> Data records:

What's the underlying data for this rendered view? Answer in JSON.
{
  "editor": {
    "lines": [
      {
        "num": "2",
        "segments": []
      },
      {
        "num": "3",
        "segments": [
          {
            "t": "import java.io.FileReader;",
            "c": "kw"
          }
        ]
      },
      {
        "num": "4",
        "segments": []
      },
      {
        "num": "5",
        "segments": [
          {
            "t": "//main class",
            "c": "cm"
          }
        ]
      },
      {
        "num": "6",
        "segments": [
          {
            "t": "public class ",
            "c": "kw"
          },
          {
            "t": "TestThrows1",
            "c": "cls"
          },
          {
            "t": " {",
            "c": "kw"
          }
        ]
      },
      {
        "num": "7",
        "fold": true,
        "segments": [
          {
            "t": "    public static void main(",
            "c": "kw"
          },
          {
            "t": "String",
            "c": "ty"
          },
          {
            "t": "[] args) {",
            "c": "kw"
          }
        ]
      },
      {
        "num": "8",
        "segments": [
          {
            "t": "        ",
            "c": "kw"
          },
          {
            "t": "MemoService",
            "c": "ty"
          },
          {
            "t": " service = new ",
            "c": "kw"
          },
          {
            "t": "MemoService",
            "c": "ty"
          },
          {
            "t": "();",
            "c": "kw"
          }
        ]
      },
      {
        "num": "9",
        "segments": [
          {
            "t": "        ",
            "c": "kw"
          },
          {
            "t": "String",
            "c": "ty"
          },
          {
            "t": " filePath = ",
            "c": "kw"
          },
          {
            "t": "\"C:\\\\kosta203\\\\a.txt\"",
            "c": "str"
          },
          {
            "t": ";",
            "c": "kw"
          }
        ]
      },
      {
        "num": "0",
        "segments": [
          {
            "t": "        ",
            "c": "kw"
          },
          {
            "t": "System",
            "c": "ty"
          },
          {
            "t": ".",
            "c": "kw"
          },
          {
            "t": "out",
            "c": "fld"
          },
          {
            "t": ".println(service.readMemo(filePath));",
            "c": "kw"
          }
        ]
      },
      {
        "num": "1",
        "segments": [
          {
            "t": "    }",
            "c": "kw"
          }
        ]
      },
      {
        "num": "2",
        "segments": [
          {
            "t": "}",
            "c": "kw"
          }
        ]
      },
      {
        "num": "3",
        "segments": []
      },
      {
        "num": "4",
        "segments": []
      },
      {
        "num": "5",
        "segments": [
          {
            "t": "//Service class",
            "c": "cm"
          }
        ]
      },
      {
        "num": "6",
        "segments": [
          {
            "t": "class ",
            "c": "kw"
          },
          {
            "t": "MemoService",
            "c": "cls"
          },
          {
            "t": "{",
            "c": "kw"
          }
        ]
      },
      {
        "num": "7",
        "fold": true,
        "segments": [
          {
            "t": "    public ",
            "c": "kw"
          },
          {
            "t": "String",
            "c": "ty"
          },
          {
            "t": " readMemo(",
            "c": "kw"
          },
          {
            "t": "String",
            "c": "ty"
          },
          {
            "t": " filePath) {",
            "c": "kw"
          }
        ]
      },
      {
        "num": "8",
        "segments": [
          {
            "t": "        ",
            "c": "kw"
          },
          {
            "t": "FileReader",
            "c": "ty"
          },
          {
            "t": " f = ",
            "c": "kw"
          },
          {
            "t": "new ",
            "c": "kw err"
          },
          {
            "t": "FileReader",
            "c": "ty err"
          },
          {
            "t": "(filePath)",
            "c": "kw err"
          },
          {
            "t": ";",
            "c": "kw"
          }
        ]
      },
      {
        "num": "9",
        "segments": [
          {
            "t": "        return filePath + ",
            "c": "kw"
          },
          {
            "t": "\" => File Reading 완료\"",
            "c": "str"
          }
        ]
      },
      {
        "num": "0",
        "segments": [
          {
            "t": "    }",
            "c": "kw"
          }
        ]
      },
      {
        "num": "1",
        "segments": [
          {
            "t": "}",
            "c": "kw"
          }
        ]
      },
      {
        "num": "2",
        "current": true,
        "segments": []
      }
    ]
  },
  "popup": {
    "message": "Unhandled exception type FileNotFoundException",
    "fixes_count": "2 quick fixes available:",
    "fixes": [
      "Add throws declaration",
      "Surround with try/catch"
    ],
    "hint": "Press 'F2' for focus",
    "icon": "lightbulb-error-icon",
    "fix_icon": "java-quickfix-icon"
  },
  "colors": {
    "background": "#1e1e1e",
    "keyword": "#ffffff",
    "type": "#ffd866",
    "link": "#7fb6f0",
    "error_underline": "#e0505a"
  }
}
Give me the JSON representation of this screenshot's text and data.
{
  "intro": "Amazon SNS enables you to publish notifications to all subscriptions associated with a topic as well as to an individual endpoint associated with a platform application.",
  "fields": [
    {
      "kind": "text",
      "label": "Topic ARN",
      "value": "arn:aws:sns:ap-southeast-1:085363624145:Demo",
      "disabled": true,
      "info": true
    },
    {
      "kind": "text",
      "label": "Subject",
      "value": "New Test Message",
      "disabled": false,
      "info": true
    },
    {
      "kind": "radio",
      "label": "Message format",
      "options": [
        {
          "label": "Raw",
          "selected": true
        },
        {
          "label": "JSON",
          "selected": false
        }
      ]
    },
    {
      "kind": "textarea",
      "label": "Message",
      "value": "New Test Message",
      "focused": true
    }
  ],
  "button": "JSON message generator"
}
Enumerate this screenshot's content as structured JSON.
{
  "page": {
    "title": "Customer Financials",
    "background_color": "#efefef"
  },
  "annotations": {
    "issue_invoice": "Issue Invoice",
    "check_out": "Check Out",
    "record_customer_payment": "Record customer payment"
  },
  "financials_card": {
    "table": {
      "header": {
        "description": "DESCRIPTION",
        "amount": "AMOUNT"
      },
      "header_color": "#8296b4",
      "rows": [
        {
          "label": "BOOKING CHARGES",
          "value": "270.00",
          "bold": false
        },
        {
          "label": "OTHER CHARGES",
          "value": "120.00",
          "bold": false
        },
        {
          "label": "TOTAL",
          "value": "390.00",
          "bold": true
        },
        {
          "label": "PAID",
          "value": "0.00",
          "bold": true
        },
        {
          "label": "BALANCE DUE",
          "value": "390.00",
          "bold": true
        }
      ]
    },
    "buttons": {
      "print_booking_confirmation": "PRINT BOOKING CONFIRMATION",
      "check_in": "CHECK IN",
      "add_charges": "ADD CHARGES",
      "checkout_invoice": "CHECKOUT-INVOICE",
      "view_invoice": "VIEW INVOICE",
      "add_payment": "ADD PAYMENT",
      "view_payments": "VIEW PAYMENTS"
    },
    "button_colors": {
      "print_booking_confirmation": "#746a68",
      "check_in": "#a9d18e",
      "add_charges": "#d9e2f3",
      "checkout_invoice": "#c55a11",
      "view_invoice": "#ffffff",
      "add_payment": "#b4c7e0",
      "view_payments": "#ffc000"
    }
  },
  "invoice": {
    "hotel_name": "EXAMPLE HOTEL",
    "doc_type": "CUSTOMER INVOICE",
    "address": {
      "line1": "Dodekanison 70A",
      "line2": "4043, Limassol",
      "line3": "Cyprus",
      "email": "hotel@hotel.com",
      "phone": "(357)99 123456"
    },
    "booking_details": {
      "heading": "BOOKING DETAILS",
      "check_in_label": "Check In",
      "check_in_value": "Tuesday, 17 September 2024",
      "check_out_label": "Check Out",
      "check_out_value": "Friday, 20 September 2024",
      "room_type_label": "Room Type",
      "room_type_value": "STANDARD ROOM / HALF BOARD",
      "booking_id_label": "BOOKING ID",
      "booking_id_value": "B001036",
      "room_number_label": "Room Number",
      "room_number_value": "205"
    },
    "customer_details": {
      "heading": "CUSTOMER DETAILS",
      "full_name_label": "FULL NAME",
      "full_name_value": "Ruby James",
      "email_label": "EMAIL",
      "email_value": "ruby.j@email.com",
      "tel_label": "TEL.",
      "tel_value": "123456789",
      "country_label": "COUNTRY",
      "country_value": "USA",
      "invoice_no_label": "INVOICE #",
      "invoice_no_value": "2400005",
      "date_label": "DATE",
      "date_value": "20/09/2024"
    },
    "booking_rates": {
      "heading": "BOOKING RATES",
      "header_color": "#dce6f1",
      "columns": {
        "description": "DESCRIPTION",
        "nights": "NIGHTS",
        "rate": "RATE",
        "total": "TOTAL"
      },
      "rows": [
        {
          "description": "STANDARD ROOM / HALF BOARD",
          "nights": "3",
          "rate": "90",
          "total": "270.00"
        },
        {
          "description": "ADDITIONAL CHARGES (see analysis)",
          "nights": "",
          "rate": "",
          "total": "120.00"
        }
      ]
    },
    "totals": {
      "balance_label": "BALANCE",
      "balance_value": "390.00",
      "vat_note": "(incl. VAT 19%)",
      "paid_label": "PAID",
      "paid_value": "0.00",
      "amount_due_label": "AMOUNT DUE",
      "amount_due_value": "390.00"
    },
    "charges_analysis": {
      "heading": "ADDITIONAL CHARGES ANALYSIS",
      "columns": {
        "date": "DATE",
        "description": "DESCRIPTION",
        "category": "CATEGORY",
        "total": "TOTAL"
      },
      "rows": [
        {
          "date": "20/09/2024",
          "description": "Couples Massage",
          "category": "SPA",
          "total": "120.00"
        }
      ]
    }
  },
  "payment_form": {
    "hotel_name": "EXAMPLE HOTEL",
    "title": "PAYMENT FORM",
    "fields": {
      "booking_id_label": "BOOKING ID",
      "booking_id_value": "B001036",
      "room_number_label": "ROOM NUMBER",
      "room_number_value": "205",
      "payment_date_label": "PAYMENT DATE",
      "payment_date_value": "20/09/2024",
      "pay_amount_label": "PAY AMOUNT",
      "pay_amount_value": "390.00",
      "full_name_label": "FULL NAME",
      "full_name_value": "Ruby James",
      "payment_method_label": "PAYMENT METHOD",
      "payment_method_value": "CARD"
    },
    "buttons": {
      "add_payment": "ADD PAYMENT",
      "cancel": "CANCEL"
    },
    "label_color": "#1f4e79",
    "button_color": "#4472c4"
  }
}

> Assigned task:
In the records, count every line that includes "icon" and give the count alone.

> Response to the task:
2